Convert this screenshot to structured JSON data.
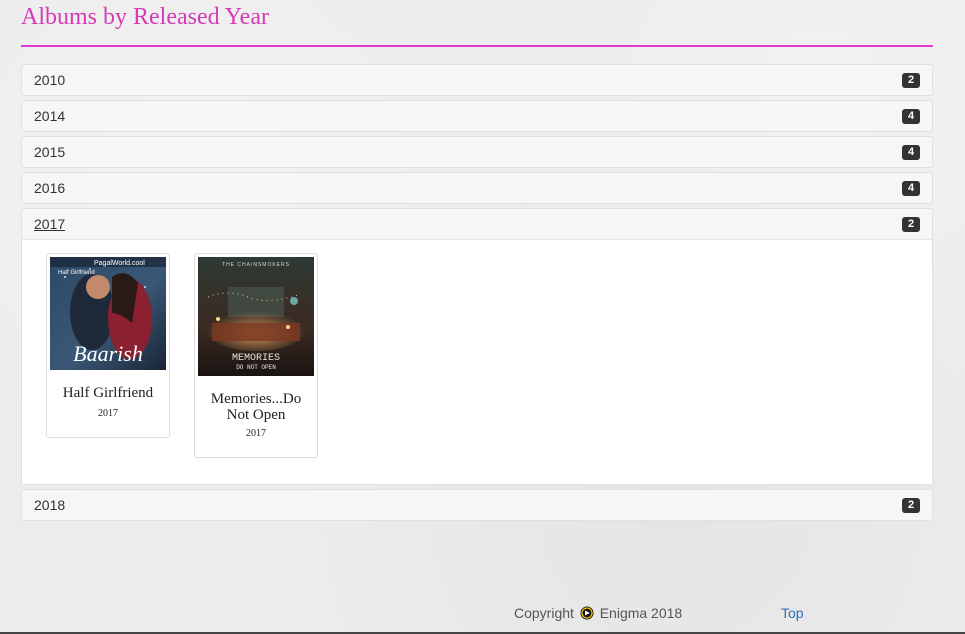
{
  "page": {
    "title": "Albums by Released Year"
  },
  "years": [
    {
      "label": "2010",
      "count": "2"
    },
    {
      "label": "2014",
      "count": "4"
    },
    {
      "label": "2015",
      "count": "4"
    },
    {
      "label": "2016",
      "count": "4"
    },
    {
      "label": "2017",
      "count": "2"
    },
    {
      "label": "2018",
      "count": "2"
    }
  ],
  "open_year": {
    "albums": [
      {
        "name": "Half Girlfriend",
        "year": "2017",
        "cover_text": "Baarish",
        "cover_small_text": "Half Girlfriend",
        "watermark": "PagalWorld.cool"
      },
      {
        "name": "Memories...Do Not Open",
        "year": "2017",
        "cover_text": "MEMORIES",
        "cover_sub_text": "DO NOT OPEN",
        "cover_top_text": "THE CHAINSMOKERS"
      }
    ]
  },
  "footer": {
    "copyright": "Copyright",
    "brand": "Enigma 2018",
    "top_link": "Top"
  },
  "colors": {
    "accent": "#d63ab8",
    "link": "#2a6fbf",
    "badge": "#333333"
  }
}
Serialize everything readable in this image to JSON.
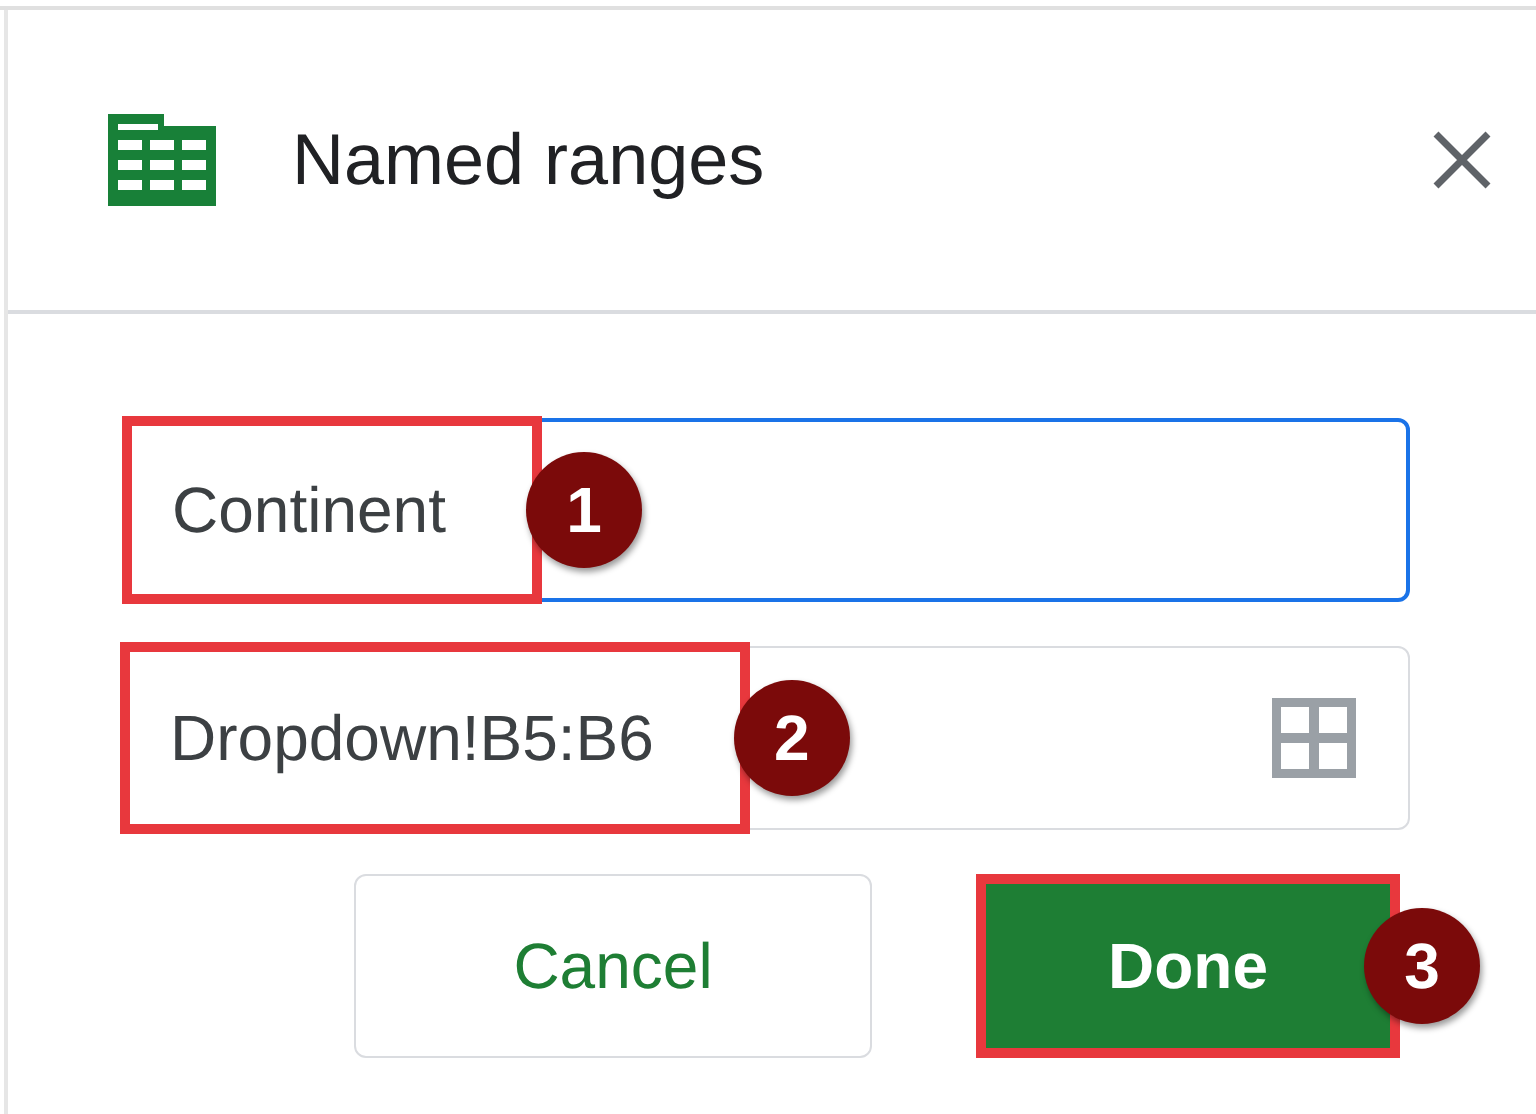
{
  "dialog": {
    "title": "Named ranges"
  },
  "fields": [
    {
      "kind": "name",
      "value": "Continent",
      "focused": true,
      "highlighted": true,
      "step": "1"
    },
    {
      "kind": "range",
      "value": "Dropdown!B5:B6",
      "focused": false,
      "highlighted": true,
      "step": "2"
    }
  ],
  "buttons": [
    {
      "label": "Cancel",
      "primary": false,
      "highlighted": false
    },
    {
      "label": "Done",
      "primary": true,
      "highlighted": true,
      "step": "3"
    }
  ]
}
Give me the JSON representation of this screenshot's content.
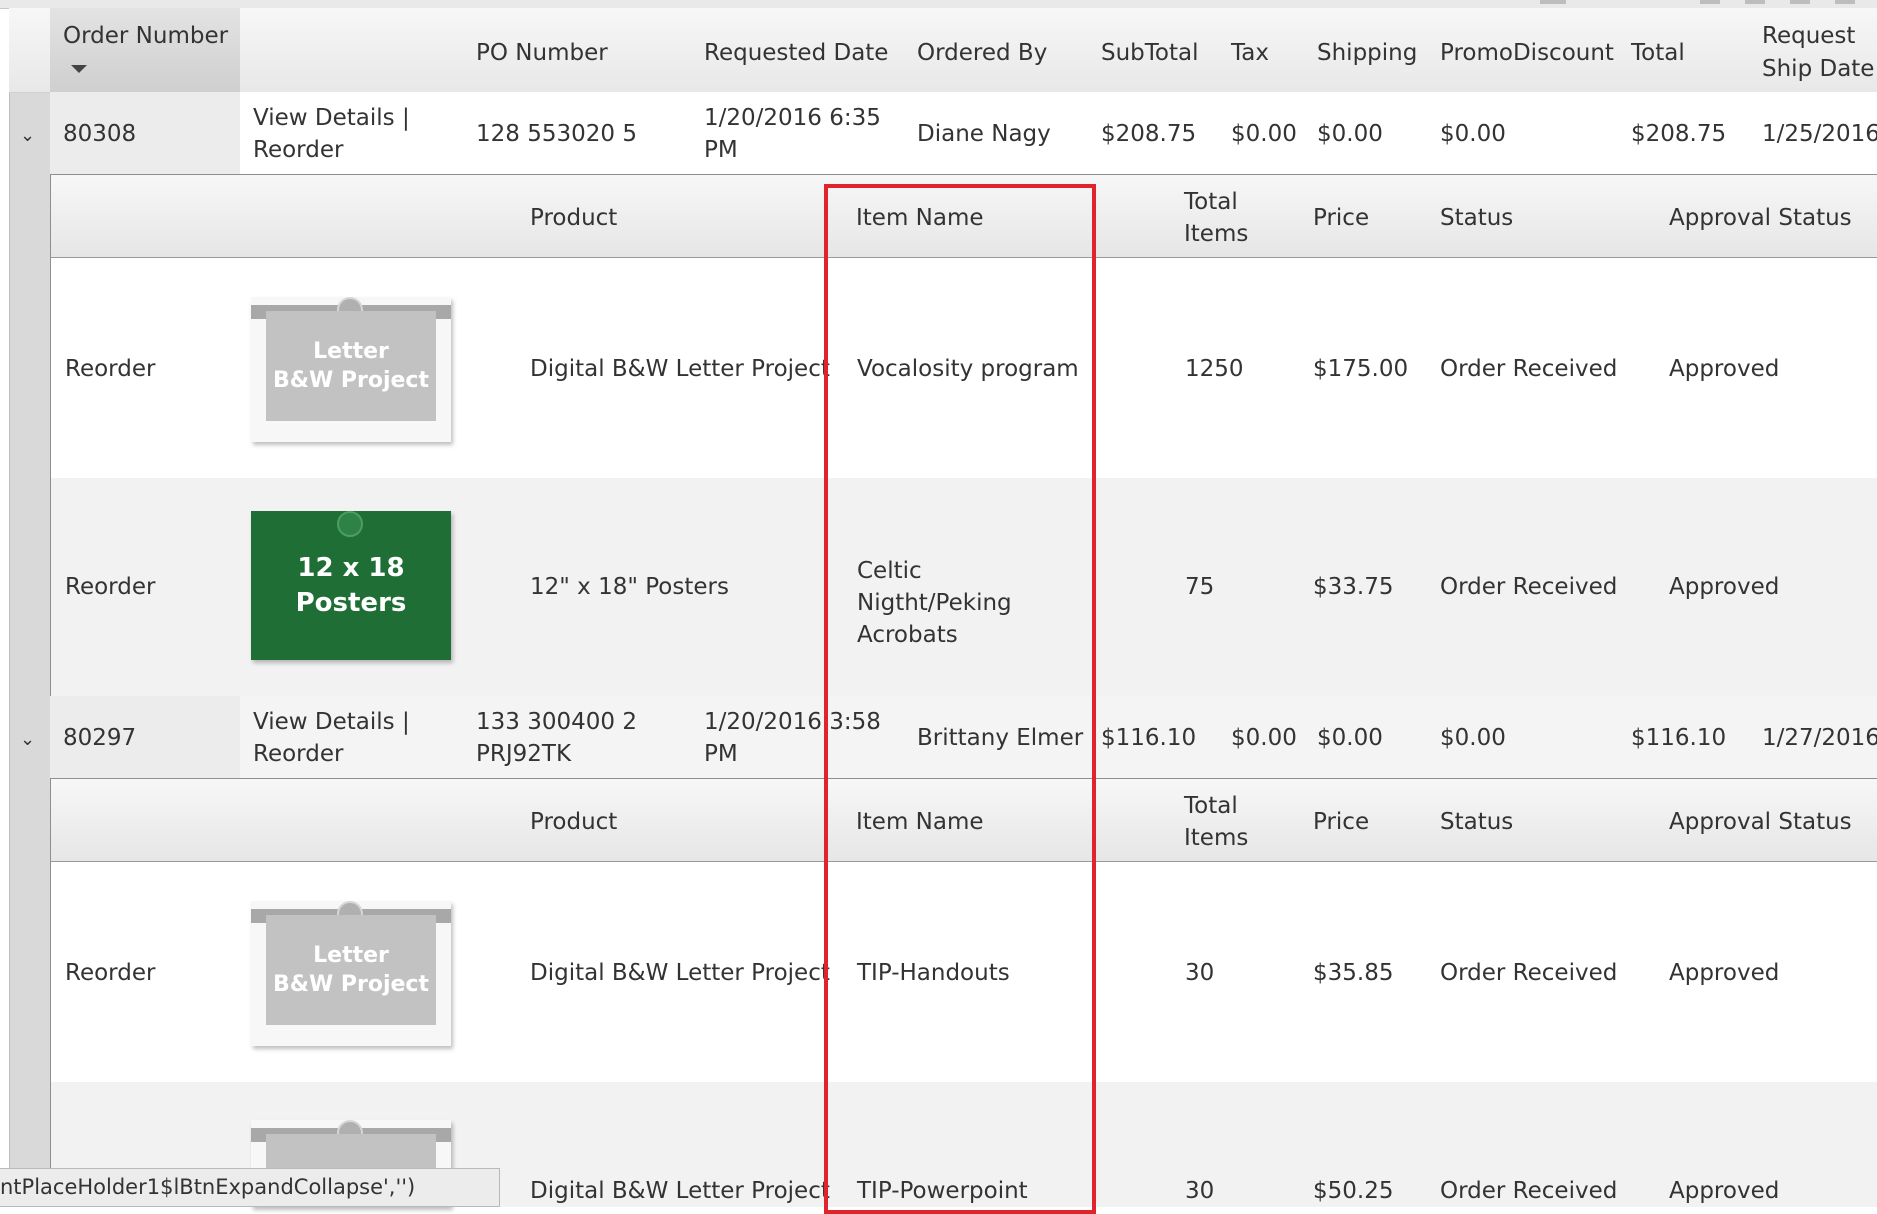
{
  "columns": {
    "order_number": "Order Number",
    "po_number": "PO Number",
    "requested_date": "Requested Date",
    "ordered_by": "Ordered By",
    "subtotal": "SubTotal",
    "tax": "Tax",
    "shipping": "Shipping",
    "promo_discount": "PromoDiscount",
    "total": "Total",
    "request_ship_date_1": "Request",
    "request_ship_date_2": "Ship Date"
  },
  "detail_columns": {
    "product": "Product",
    "item_name": "Item Name",
    "total_items_1": "Total",
    "total_items_2": "Items",
    "price": "Price",
    "status": "Status",
    "approval_status": "Approval Status"
  },
  "orders": [
    {
      "number": "80308",
      "actions_1": "View Details |",
      "actions_2": "Reorder",
      "po_1": "128 553020 5",
      "po_2": "",
      "date_1": "1/20/2016 6:35",
      "date_2": "PM",
      "ordered_by": "Diane Nagy",
      "subtotal": "$208.75",
      "tax": "$0.00",
      "shipping": "$0.00",
      "promo": "$0.00",
      "total": "$208.75",
      "ship_date": "1/25/2016",
      "items": [
        {
          "reorder": "Reorder",
          "thumb_line1": "Letter",
          "thumb_line2": "B&W Project",
          "product": "Digital B&W Letter Project",
          "item_name": "Vocalosity program",
          "total_items": "1250",
          "price": "$175.00",
          "status": "Order Received",
          "approval": "Approved"
        },
        {
          "reorder": "Reorder",
          "thumb_line1": "12 x 18",
          "thumb_line2": "Posters",
          "product": "12\" x 18\" Posters",
          "item_name": "Celtic Nigtht/Peking Acrobats",
          "total_items": "75",
          "price": "$33.75",
          "status": "Order Received",
          "approval": "Approved"
        }
      ]
    },
    {
      "number": "80297",
      "actions_1": "View Details |",
      "actions_2": "Reorder",
      "po_1": "133 300400 2",
      "po_2": "PRJ92TK",
      "date_1": "1/20/2016 3:58",
      "date_2": "PM",
      "ordered_by": "Brittany Elmer",
      "subtotal": "$116.10",
      "tax": "$0.00",
      "shipping": "$0.00",
      "promo": "$0.00",
      "total": "$116.10",
      "ship_date": "1/27/2016",
      "items": [
        {
          "reorder": "Reorder",
          "thumb_line1": "Letter",
          "thumb_line2": "B&W Project",
          "product": "Digital B&W Letter Project",
          "item_name": "TIP-Handouts",
          "total_items": "30",
          "price": "$35.85",
          "status": "Order Received",
          "approval": "Approved"
        },
        {
          "reorder": "",
          "thumb_line1": "",
          "thumb_line2": "",
          "product": "Digital B&W Letter Project",
          "item_name": "TIP-Powerpoint",
          "total_items": "30",
          "price": "$50.25",
          "status": "Order Received",
          "approval": "Approved"
        }
      ]
    }
  ],
  "status_tip": "ntPlaceHolder1$lBtnExpandCollapse','')",
  "icons": {
    "expand": "chevron-down-icon",
    "sort": "sort-desc-icon"
  },
  "colors": {
    "highlight": "#e0242b",
    "poster_green": "#1f6e35"
  }
}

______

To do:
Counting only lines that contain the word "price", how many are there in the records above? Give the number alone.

Exercise result:
5